App and web page records:
────

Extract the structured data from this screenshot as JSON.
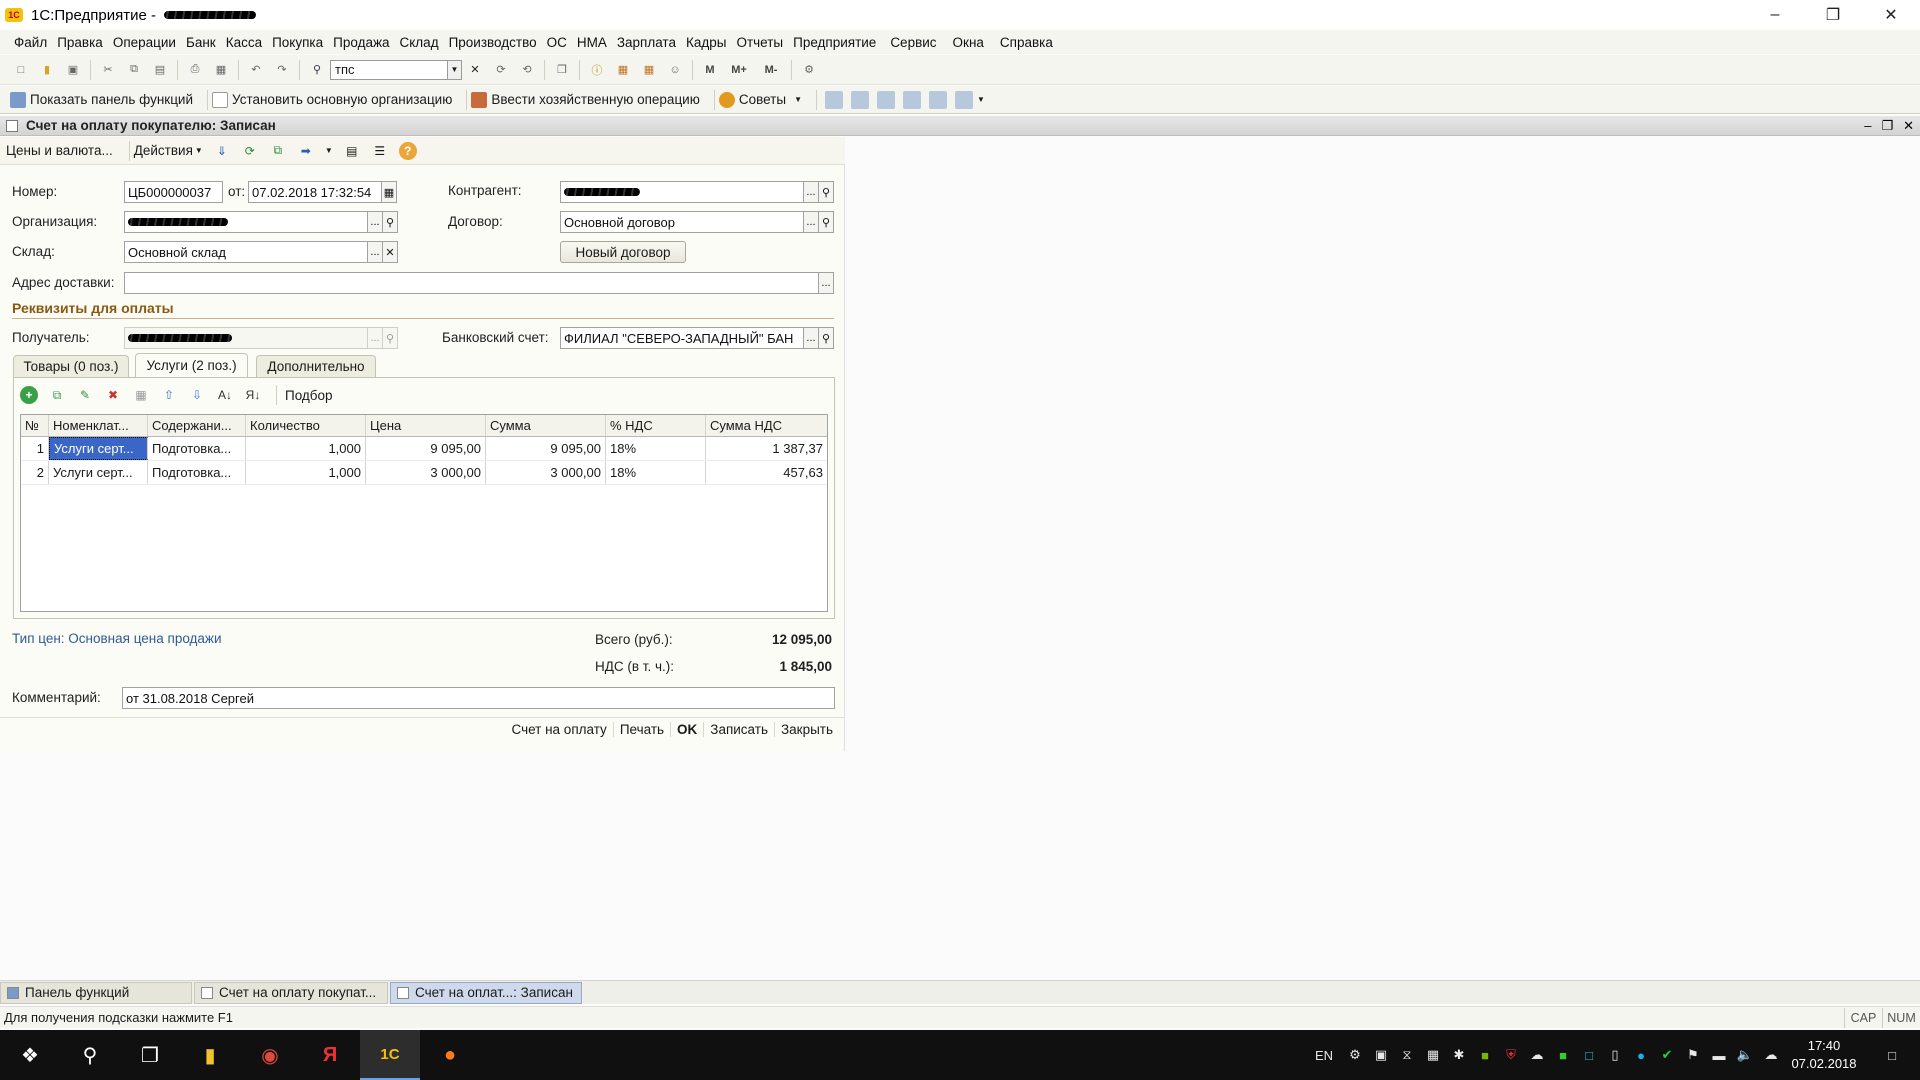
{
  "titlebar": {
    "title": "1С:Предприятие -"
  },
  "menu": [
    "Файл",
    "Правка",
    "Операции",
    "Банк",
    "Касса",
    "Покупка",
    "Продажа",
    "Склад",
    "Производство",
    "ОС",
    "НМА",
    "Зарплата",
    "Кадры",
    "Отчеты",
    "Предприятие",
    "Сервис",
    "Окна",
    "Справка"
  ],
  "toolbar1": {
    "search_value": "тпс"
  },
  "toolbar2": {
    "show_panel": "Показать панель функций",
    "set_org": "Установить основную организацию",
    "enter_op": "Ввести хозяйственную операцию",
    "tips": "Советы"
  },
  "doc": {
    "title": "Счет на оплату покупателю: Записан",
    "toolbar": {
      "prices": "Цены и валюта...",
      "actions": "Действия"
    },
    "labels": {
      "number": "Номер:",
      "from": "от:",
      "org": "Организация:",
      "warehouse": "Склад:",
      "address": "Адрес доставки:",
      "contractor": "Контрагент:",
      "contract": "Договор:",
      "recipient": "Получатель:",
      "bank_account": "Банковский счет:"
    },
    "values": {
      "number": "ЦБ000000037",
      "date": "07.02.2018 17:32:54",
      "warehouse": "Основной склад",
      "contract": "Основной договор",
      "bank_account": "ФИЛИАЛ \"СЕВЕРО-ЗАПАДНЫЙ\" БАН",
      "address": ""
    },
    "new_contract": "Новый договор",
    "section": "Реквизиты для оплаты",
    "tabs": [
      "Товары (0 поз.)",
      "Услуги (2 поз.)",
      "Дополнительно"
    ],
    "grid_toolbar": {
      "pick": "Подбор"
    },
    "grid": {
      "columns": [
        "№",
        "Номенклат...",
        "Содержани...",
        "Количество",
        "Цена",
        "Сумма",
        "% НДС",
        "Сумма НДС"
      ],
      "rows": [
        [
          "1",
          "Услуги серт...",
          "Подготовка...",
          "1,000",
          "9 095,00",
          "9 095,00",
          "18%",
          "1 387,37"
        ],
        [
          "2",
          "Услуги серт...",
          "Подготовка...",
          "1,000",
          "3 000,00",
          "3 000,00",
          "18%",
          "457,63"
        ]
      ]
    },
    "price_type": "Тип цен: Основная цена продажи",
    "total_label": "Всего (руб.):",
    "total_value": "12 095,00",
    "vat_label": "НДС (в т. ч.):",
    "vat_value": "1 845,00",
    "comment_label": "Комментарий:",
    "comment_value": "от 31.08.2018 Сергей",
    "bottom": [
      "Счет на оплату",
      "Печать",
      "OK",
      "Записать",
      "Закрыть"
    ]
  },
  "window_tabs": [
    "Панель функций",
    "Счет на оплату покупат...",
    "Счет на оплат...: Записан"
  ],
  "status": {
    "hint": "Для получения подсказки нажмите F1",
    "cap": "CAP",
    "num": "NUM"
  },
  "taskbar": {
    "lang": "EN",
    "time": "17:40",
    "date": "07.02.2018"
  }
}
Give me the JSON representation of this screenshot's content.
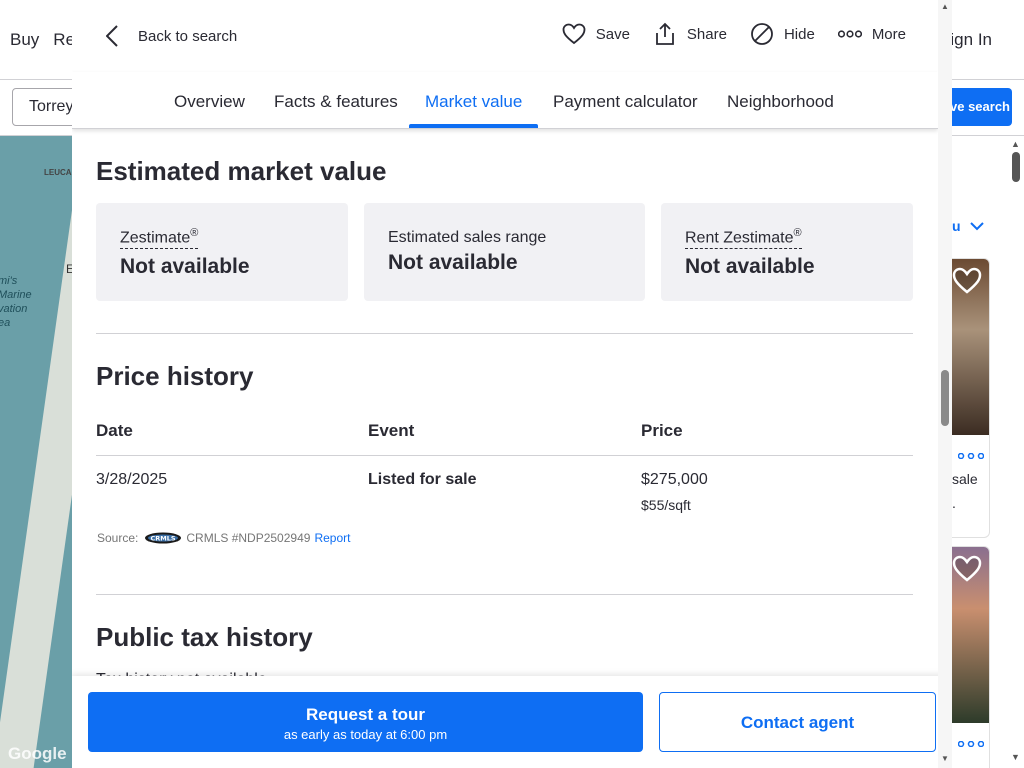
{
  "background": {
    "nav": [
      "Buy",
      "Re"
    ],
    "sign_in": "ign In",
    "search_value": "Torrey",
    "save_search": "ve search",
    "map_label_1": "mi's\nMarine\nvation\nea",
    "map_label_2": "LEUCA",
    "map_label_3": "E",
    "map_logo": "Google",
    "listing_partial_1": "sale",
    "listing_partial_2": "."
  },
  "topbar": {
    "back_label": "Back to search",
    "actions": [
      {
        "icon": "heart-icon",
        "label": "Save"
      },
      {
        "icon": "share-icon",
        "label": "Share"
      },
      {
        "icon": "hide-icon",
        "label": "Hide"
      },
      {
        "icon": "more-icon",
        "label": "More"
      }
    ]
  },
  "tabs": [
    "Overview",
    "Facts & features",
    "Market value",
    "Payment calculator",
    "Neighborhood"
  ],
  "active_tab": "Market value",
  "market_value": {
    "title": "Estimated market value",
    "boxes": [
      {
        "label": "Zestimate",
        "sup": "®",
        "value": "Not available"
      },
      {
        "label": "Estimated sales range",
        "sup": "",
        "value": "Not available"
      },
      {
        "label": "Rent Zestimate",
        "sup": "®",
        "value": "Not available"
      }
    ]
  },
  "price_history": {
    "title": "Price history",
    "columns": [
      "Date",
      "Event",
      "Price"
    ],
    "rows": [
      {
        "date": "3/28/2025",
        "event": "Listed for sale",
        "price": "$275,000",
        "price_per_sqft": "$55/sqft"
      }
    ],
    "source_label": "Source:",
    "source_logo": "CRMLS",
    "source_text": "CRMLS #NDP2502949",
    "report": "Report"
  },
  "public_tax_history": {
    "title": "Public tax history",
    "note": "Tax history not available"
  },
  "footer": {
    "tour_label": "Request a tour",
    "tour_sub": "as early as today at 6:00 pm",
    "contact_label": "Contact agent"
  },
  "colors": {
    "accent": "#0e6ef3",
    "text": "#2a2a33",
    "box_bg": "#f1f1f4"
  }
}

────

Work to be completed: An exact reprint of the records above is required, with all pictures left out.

Task answer:
Extract the structured data from this screenshot as JSON.
{
  "titlebar": {
    "title": "1С:Предприятие -"
  },
  "menu": [
    "Файл",
    "Правка",
    "Операции",
    "Банк",
    "Касса",
    "Покупка",
    "Продажа",
    "Склад",
    "Производство",
    "ОС",
    "НМА",
    "Зарплата",
    "Кадры",
    "Отчеты",
    "Предприятие",
    "Сервис",
    "Окна",
    "Справка"
  ],
  "toolbar1": {
    "search_value": "тпс"
  },
  "toolbar2": {
    "show_panel": "Показать панель функций",
    "set_org": "Установить основную организацию",
    "enter_op": "Ввести хозяйственную операцию",
    "tips": "Советы"
  },
  "doc": {
    "title": "Счет на оплату покупателю: Записан",
    "toolbar": {
      "prices": "Цены и валюта...",
      "actions": "Действия"
    },
    "labels": {
      "number": "Номер:",
      "from": "от:",
      "org": "Организация:",
      "warehouse": "Склад:",
      "address": "Адрес доставки:",
      "contractor": "Контрагент:",
      "contract": "Договор:",
      "recipient": "Получатель:",
      "bank_account": "Банковский счет:"
    },
    "values": {
      "number": "ЦБ000000037",
      "date": "07.02.2018 17:32:54",
      "warehouse": "Основной склад",
      "contract": "Основной договор",
      "bank_account": "ФИЛИАЛ \"СЕВЕРО-ЗАПАДНЫЙ\" БАН",
      "address": ""
    },
    "new_contract": "Новый договор",
    "section": "Реквизиты для оплаты",
    "tabs": [
      "Товары (0 поз.)",
      "Услуги (2 поз.)",
      "Дополнительно"
    ],
    "grid_toolbar": {
      "pick": "Подбор"
    },
    "grid": {
      "columns": [
        "№",
        "Номенклат...",
        "Содержани...",
        "Количество",
        "Цена",
        "Сумма",
        "% НДС",
        "Сумма НДС"
      ],
      "rows": [
        [
          "1",
          "Услуги серт...",
          "Подготовка...",
          "1,000",
          "9 095,00",
          "9 095,00",
          "18%",
          "1 387,37"
        ],
        [
          "2",
          "Услуги серт...",
          "Подготовка...",
          "1,000",
          "3 000,00",
          "3 000,00",
          "18%",
          "457,63"
        ]
      ]
    },
    "price_type": "Тип цен: Основная цена продажи",
    "total_label": "Всего (руб.):",
    "total_value": "12 095,00",
    "vat_label": "НДС (в т. ч.):",
    "vat_value": "1 845,00",
    "comment_label": "Комментарий:",
    "comment_value": "от 31.08.2018 Сергей",
    "bottom": [
      "Счет на оплату",
      "Печать",
      "OK",
      "Записать",
      "Закрыть"
    ]
  },
  "window_tabs": [
    "Панель функций",
    "Счет на оплату покупат...",
    "Счет на оплат...: Записан"
  ],
  "status": {
    "hint": "Для получения подсказки нажмите F1",
    "cap": "CAP",
    "num": "NUM"
  },
  "taskbar": {
    "lang": "EN",
    "time": "17:40",
    "date": "07.02.2018"
  }
}
Give me the JSON representation of this screenshot's content.
{
  "background": {
    "nav": [
      "Buy",
      "Re"
    ],
    "sign_in": "ign In",
    "search_value": "Torrey",
    "save_search": "ve search",
    "map_label_1": "mi's\nMarine\nvation\nea",
    "map_label_2": "LEUCA",
    "map_label_3": "E",
    "map_logo": "Google",
    "listing_partial_1": "sale",
    "listing_partial_2": "."
  },
  "topbar": {
    "back_label": "Back to search",
    "actions": [
      {
        "icon": "heart-icon",
        "label": "Save"
      },
      {
        "icon": "share-icon",
        "label": "Share"
      },
      {
        "icon": "hide-icon",
        "label": "Hide"
      },
      {
        "icon": "more-icon",
        "label": "More"
      }
    ]
  },
  "tabs": [
    "Overview",
    "Facts & features",
    "Market value",
    "Payment calculator",
    "Neighborhood"
  ],
  "active_tab": "Market value",
  "market_value": {
    "title": "Estimated market value",
    "boxes": [
      {
        "label": "Zestimate",
        "sup": "®",
        "value": "Not available"
      },
      {
        "label": "Estimated sales range",
        "sup": "",
        "value": "Not available"
      },
      {
        "label": "Rent Zestimate",
        "sup": "®",
        "value": "Not available"
      }
    ]
  },
  "price_history": {
    "title": "Price history",
    "columns": [
      "Date",
      "Event",
      "Price"
    ],
    "rows": [
      {
        "date": "3/28/2025",
        "event": "Listed for sale",
        "price": "$275,000",
        "price_per_sqft": "$55/sqft"
      }
    ],
    "source_label": "Source:",
    "source_logo": "CRMLS",
    "source_text": "CRMLS #NDP2502949",
    "report": "Report"
  },
  "public_tax_history": {
    "title": "Public tax history",
    "note": "Tax history not available"
  },
  "footer": {
    "tour_label": "Request a tour",
    "tour_sub": "as early as today at 6:00 pm",
    "contact_label": "Contact agent"
  },
  "colors": {
    "accent": "#0e6ef3",
    "text": "#2a2a33",
    "box_bg": "#f1f1f4"
  }
}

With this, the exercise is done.